Under the eye of Nelson and the banner of Extinction Rebellion, Dr Emily Grossman comes to the stage in a white lab coat printed with the familiar hour glass logo. She packs a punch with a brief but clear presentation of current peer-reviewed climate science. Thousands of people – of all kinds including scientists – are taking to the streets to draw attention to the facts and predictions that people find it hard to hear, to really comprehend, and that governments fail to act on. Take the facts in, but hold them spaciously to allow room for the feelings they invoke. Let your feelings crack open your heart, but then reach out to connect through love.

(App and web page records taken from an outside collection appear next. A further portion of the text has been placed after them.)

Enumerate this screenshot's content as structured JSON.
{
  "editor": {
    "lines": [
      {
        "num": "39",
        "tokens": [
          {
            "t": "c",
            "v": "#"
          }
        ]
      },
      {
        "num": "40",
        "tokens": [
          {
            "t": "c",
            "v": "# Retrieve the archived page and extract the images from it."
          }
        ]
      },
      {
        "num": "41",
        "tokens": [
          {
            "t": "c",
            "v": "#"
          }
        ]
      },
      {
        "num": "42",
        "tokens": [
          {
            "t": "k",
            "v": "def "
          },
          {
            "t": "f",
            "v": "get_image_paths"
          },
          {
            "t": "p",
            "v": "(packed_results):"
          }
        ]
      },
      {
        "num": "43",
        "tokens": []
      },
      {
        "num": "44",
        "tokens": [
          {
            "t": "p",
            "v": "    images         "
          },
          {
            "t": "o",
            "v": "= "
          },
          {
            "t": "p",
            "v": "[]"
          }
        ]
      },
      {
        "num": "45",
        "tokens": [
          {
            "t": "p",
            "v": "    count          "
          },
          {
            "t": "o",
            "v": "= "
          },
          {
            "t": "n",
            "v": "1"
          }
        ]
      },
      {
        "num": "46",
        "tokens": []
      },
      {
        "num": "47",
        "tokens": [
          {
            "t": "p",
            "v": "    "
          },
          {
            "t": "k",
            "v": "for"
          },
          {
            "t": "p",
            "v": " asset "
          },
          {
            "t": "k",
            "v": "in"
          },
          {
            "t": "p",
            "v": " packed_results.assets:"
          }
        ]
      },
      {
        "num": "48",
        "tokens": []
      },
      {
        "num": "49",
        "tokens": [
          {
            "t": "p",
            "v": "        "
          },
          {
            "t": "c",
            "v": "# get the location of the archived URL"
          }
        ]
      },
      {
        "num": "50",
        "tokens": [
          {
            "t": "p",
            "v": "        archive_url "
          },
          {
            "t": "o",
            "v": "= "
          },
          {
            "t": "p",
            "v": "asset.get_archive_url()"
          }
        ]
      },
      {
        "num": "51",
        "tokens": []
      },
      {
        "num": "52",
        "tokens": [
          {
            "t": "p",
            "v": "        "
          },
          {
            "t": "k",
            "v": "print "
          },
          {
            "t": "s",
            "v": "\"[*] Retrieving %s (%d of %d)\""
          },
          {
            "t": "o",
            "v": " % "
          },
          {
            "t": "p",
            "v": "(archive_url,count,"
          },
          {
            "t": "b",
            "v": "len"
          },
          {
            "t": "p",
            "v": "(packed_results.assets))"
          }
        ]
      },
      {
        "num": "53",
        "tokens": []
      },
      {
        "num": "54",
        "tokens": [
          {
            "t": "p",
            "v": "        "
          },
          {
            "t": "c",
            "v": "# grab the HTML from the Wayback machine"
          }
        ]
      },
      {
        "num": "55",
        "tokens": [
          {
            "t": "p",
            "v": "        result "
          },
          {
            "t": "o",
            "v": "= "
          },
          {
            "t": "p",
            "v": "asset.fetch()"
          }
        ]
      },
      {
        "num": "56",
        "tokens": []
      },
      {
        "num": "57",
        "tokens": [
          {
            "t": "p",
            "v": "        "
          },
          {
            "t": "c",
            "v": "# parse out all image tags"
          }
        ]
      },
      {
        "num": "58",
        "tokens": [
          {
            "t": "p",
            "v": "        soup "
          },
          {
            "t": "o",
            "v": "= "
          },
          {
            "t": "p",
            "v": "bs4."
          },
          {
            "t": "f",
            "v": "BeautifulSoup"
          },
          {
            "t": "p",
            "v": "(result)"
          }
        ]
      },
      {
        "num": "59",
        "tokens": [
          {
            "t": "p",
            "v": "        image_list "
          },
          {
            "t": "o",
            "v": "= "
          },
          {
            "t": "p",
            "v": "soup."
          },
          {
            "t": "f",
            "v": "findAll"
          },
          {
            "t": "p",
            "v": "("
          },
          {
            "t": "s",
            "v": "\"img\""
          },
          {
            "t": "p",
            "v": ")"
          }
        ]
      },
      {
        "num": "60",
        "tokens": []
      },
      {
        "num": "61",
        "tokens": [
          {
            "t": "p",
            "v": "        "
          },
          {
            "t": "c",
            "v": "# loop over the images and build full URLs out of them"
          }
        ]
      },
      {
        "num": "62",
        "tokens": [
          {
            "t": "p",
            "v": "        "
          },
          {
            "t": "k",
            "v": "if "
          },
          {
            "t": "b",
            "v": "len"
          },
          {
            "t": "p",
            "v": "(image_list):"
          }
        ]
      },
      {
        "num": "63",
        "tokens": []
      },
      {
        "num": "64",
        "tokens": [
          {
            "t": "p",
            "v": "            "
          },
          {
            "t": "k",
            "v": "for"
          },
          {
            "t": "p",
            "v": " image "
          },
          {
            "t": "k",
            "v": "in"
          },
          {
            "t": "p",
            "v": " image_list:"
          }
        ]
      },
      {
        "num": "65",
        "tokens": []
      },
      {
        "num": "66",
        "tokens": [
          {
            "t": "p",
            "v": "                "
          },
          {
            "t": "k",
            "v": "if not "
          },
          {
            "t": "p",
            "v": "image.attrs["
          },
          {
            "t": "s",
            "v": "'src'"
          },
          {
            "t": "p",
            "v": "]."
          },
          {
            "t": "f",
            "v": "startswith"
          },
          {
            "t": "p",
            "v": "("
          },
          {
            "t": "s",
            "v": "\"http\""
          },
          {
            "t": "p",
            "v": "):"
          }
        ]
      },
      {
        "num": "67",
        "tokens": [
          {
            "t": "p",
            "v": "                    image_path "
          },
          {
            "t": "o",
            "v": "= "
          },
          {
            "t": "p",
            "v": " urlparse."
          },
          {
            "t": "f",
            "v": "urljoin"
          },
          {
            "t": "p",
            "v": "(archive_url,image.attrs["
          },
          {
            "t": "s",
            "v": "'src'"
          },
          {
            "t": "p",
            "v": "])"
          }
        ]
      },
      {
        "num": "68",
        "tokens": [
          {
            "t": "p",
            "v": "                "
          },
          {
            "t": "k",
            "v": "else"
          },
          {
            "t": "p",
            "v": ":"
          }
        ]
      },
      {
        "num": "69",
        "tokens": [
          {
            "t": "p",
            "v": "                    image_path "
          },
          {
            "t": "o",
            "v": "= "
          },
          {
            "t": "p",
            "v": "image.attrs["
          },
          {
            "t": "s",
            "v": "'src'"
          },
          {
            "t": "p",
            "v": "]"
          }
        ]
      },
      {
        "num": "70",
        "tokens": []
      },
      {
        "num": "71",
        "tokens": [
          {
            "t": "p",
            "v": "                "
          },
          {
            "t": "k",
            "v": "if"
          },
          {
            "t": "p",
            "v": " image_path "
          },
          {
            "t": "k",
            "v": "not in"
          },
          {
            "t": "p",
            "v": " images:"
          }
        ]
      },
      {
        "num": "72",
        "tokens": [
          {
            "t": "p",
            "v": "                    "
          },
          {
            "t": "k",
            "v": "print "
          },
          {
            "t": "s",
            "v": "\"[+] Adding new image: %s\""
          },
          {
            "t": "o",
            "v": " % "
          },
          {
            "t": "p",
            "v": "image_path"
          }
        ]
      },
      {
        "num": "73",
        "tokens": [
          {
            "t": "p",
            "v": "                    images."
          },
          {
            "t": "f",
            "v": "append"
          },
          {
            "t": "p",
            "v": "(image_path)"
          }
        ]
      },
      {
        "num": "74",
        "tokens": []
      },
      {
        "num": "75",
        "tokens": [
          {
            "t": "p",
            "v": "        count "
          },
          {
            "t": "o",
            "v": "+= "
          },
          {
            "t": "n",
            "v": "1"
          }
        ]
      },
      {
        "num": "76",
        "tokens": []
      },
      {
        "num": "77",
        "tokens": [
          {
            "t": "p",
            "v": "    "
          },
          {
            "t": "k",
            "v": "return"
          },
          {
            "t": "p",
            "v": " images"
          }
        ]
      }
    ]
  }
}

A pod of grievers meet at low tide at the edge of the Thames in earshot of St Paul’s. We make a circle from mud-larked bones and oyster shells. We are here to mark the death of the humpback whale marooned by hunger or disorientation in the estuary. A whale vertibrae the size of a child’s skull is passed round the circle. It is porous, white and lighter than I imagined. One by one we sing to the spirit of this whale, sing it home on a river of tears and gratitude. Hump backed whales mourn each other with song. I don’t find the words to express my sense of loss. I am dismayed by this example of the dislocation from right-relationship between place, food and the hierarchy of species in the natural world. This is a profound breach of natural order, an out of place death. How big a sign will it take before we recognise the extent of our selfishness?

After a delicious lunch – sushi dipped in salty with pickled and sweet – we walk to the beach. I am usually averse to cold, to wet, to mud. Today I slip off my trainers to walk skin on grass. My feet enjoy the experience. I take them to the shore where foam rolls towards them unpredictably. It feels good to stand in the shallows. Salt water laps up my calves. Salty liquids – great healers for so many ills. Later I lie and feel small pools of tears gather in my ears. No tragedy, just the trickling moisture of my humanity.